The original narrative intention of Unhomely Street was to follow a female protagonist in a state of fugue, as she wanders an alienating urban underbelly of clubs and free parties. Without belongings, and therefore without identity — or, more accurately, state registration — the film investigated the position of the outsider. The head injury ‘conveniently’ became the starting point for the character’s fugue. However, unlike in the film, the real injury did not result from being hit by an airborne bull mastiff while levitating. 

The performed sequences, such as this stem from the film’s original iteration as a loose narrative fiction, provide anchor points, or filmic punctuation marks. They are accompanied by a third-person narration that further stabilises the spectator’s position as that of ‘watching a story unfold’. Conventionally, the camera is most frequently used as though it were a third person observer, offering a view of a performed scene.

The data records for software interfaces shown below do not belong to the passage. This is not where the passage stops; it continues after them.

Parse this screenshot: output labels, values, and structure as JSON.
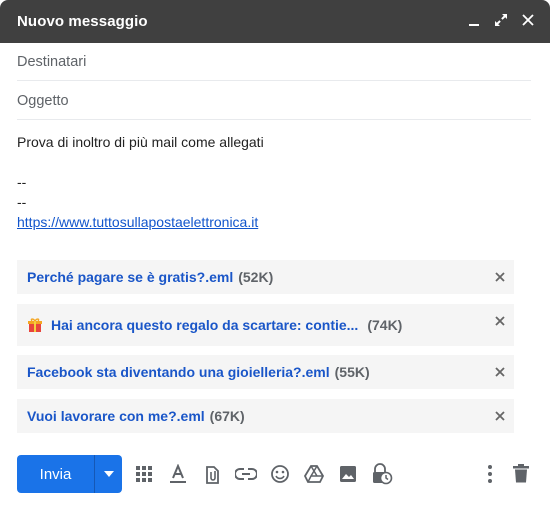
{
  "window": {
    "title": "Nuovo messaggio",
    "controls": [
      "minimize-icon",
      "expand-icon",
      "close-icon"
    ]
  },
  "fields": {
    "to_placeholder": "Destinatari",
    "subject_placeholder": "Oggetto"
  },
  "message": {
    "line1": "Prova di inoltro di più mail come allegati",
    "sig1": "--",
    "sig2": "--",
    "link": "https://www.tuttosullapostaelettronica.it"
  },
  "attachments": [
    {
      "name": "Perché pagare se è gratis?.eml",
      "size": "(52K)"
    },
    {
      "name": "Hai ancora questo regalo da scartare: contie...",
      "size": "(74K)",
      "icon": "gift-icon"
    },
    {
      "name": "Facebook sta diventando una gioielleria?.eml",
      "size": "(55K)"
    },
    {
      "name": "Vuoi lavorare con me?.eml",
      "size": "(67K)"
    }
  ],
  "toolbar": {
    "send_label": "Invia",
    "tools": [
      "grid-icon",
      "text-format-icon",
      "attach-file-icon",
      "link-icon",
      "emoji-icon",
      "drive-icon",
      "image-icon",
      "confidential-mode-icon",
      "more-options-icon",
      "trash-icon"
    ]
  },
  "colors": {
    "titlebar": "#404040",
    "accent": "#1a73e8",
    "link": "#1155cc",
    "attachment_link": "#1a56c8",
    "attachment_bg": "#f5f5f5"
  }
}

Unhomely Street slides between this approach — the representation of subjectivity that is understood according to cinematic conventions of interiority — and attempts to render thought images. 


Early in the production, I asked friends to talk to the camera, against a green screen background, about how they felt about capitalism. In the original format, these rushes amount to documentary interviews. The subsequent artistic transformation, however, signposts the sequence as intentionally subjective without obscuring the original content. The recorded polemics suggested certain visual treatments. Steve Bollom’s gentle tone and succinct performance led me to turn him into a tree. Other contributors became a boil, pool, or situated in a pub setting, presented as murky recollections of a previous night’s drinking session. The fuzzy, blurred vision in the next clip is an attempt to render the recollection of drunkenness. This is not new, but rather operates as filmic shorthand. Thought is multi-sensory, but film, with its audio-visual qualities, provides a platform for the representation of mental states.

Sequences emerged from material shot without an explicit future usage in mind, which was processed and edited through playful juxtaposition. Using a small waterproof camera, I gathered underwater footage and with a phone camera, I recorded material on the Berlin U-Bahn, both without a clear plan. Spoken commentary was recorded in an attempt to generate a stream of consciousness. The intention, although vague at the time of recording, was to ad-lib first-person material that unmoored the inner voice.

The film was thus made in small sections, and the footage came together in a process of intuitive amalgamation. I had shot and edited most of the film before I assembled it. I was aware of some resistance to assembling the film. I knew this process would force me to make decisions about the narrative and would signal the end of the period of spontaneous creative play. It took two passes and one pick-up shoot to take the film from initial assembly to completion of the picture edit. This act of assembling and subsequent rapid completion of the film was concurrent with my recovery from post-concussive syndrome.